↓

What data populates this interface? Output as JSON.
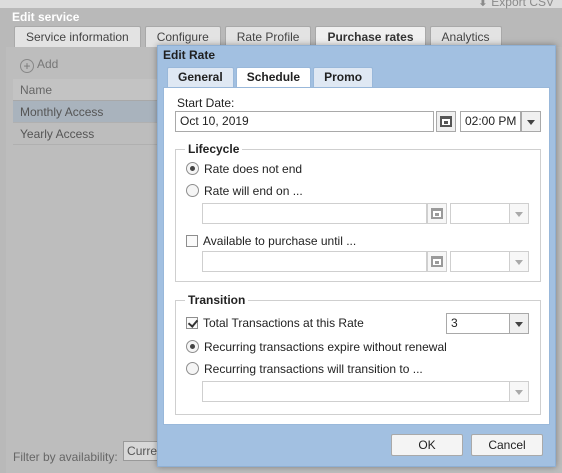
{
  "background": {
    "export_label": "Export CSV",
    "window_title": "Edit service",
    "tabs": [
      {
        "label": "Service information"
      },
      {
        "label": "Configure"
      },
      {
        "label": "Rate Profile"
      },
      {
        "label": "Purchase rates",
        "active": true
      },
      {
        "label": "Analytics"
      }
    ],
    "add_label": "Add",
    "grid": {
      "column_header": "Name",
      "rows": [
        "Monthly Access",
        "Yearly Access"
      ]
    },
    "footer": {
      "filter_label": "Filter by availability:",
      "filter_value": "Current"
    }
  },
  "dialog": {
    "title": "Edit Rate",
    "tabs": [
      {
        "label": "General"
      },
      {
        "label": "Schedule",
        "active": true
      },
      {
        "label": "Promo"
      }
    ],
    "start_date_label": "Start Date:",
    "start_date_value": "Oct 10, 2019",
    "start_time_value": "02:00 PM",
    "lifecycle": {
      "legend": "Lifecycle",
      "opt_not_end": "Rate does not end",
      "opt_will_end": "Rate will end on ...",
      "end_date_value": "",
      "end_time_value": "",
      "available_until_label": "Available to purchase until ...",
      "available_date_value": "",
      "available_time_value": "",
      "selected": "not_end",
      "available_checked": false
    },
    "transition": {
      "legend": "Transition",
      "total_tx_label": "Total Transactions at this Rate",
      "total_tx_checked": true,
      "total_tx_value": "3",
      "opt_expire": "Recurring transactions expire without renewal",
      "opt_transition": "Recurring transactions will transition to ...",
      "selected": "expire",
      "transition_target_value": ""
    },
    "ok_label": "OK",
    "cancel_label": "Cancel"
  },
  "colors": {
    "dialog_frame": "#a2c0e1",
    "overlay": "#b9b9b9"
  }
}
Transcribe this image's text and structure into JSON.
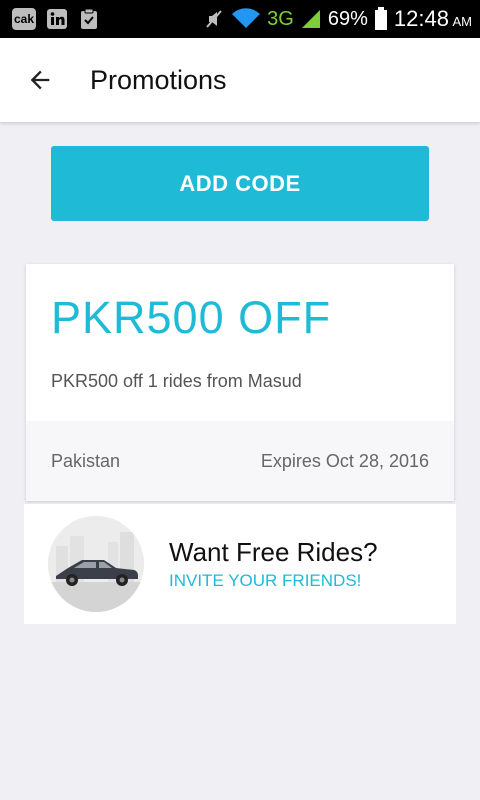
{
  "status_bar": {
    "network": "3G",
    "battery": "69%",
    "time": "12:48",
    "ampm": "AM",
    "app_icons": [
      "cak",
      "linkedin-icon",
      "clipboard-check-icon"
    ]
  },
  "header": {
    "title": "Promotions",
    "back_icon": "arrow-left-icon"
  },
  "add_code": {
    "label": "ADD CODE"
  },
  "promo": {
    "amount": "PKR500 OFF",
    "description": "PKR500 off 1 rides from Masud",
    "country": "Pakistan",
    "expires": "Expires Oct 28, 2016"
  },
  "invite": {
    "title": "Want Free Rides?",
    "link": "INVITE YOUR FRIENDS!"
  },
  "colors": {
    "accent": "#1fbad6",
    "background": "#efeff4"
  }
}
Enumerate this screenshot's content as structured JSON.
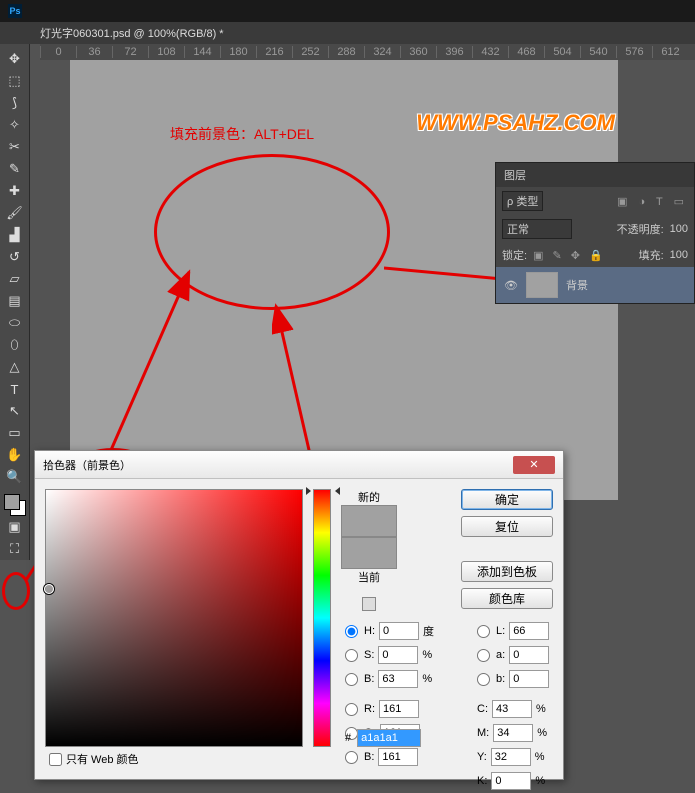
{
  "titlebar": {
    "app": "Ps"
  },
  "docTab": "灯光字060301.psd @ 100%(RGB/8) *",
  "ruler": [
    "0",
    "36",
    "72",
    "108",
    "144",
    "180",
    "216",
    "252",
    "288",
    "324",
    "360",
    "396",
    "432",
    "468",
    "504",
    "540",
    "576",
    "612"
  ],
  "annotation": "填充前景色：ALT+DEL",
  "watermark": "WWW.PSAHZ.COM",
  "layers": {
    "title": "图层",
    "kind": "ρ 类型",
    "blend": "正常",
    "opacityLabel": "不透明度:",
    "opacity": "100",
    "lockLabel": "锁定:",
    "fillLabel": "填充:",
    "fill": "100",
    "layerName": "背景"
  },
  "picker": {
    "title": "拾色器（前景色）",
    "newLabel": "新的",
    "curLabel": "当前",
    "ok": "确定",
    "reset": "复位",
    "add": "添加到色板",
    "lib": "颜色库",
    "H": {
      "l": "H:",
      "v": "0",
      "u": "度"
    },
    "S": {
      "l": "S:",
      "v": "0",
      "u": "%"
    },
    "Bv": {
      "l": "B:",
      "v": "63",
      "u": "%"
    },
    "R": {
      "l": "R:",
      "v": "161"
    },
    "G": {
      "l": "G:",
      "v": "161"
    },
    "B": {
      "l": "B:",
      "v": "161"
    },
    "L": {
      "l": "L:",
      "v": "66"
    },
    "a": {
      "l": "a:",
      "v": "0"
    },
    "b": {
      "l": "b:",
      "v": "0"
    },
    "C": {
      "l": "C:",
      "v": "43",
      "u": "%"
    },
    "M": {
      "l": "M:",
      "v": "34",
      "u": "%"
    },
    "Y": {
      "l": "Y:",
      "v": "32",
      "u": "%"
    },
    "K": {
      "l": "K:",
      "v": "0",
      "u": "%"
    },
    "hex": "a1a1a1",
    "web": "只有 Web 颜色"
  }
}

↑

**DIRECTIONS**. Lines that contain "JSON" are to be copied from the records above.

**EXERCISE RESULT**.
What data populates this interface? Output as JSON.
Transcribe this image's text and structure into JSON.
Enumerate this screenshot's content as structured JSON.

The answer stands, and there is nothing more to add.